A mass coral spawning has begun at Australia’s Great Barrier Reef, with early indications that the annual event could be among the biggest in recent years, local marine biologists said on Sunday (November 17).
Buffeted by climate change-induced rising sea temperatures and coral bleaching, the world’s largest reef system goes into a frenzy once a year with a mass release of coral eggs and sperm that is synchronised to increase the chances of fertilisation.
Marine biologist Pablo Cogollos, from Cairns-based tour operator Sunlover Reef Cruises, said that the first night of the 2019 spawning was notably “prolific” in a positive sign for the under-threat ecosystem.
“There was three times the volume of eggs and sperm compared to last year, when the soft corals spawned four nights after the full moon and it was deemed to be the best coral spawn in five years,” he said.
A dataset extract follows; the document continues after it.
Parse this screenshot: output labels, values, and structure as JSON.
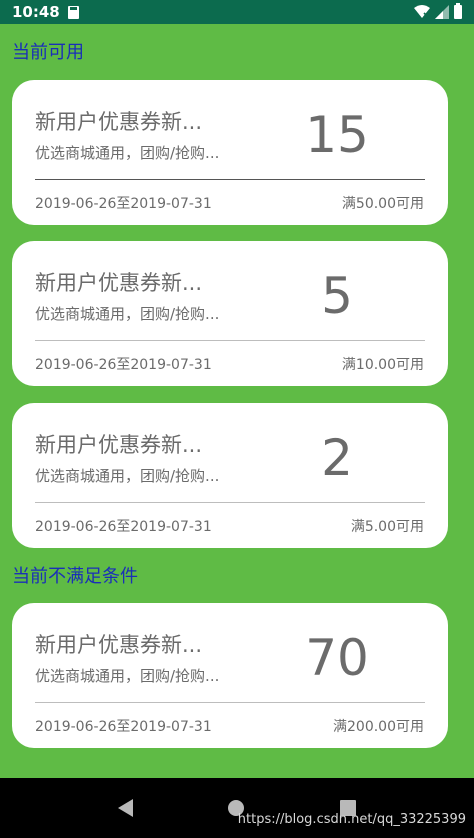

The natural wonder, which has been likened to underwater fireworks or a snowstorm, occurs just once a year in specific conditions: after a full moon when water temperatures are around 27 to 28 Celsius. Soft corals are the first to release, followed by hard corals, in a process that typically spans between 48 and 72 hours.
Coral along large swathes of the 2,300-kilometre (1,400-mile) reef have been killed by rising sea temperatures linked to climate change, leaving behind skeletal remains in a process known as coral bleaching.
The northern reaches of the reef suffered an unprecedented two successive years of severe bleaching in 2016 and 2017, raising fears that it may have suffered irreparable damage.
Scientists last year launched a project to harvest coral eggs and sperm during the spawning, from which they plan to grow coral larvae and use it to regenerate badly damaged areas of the reef.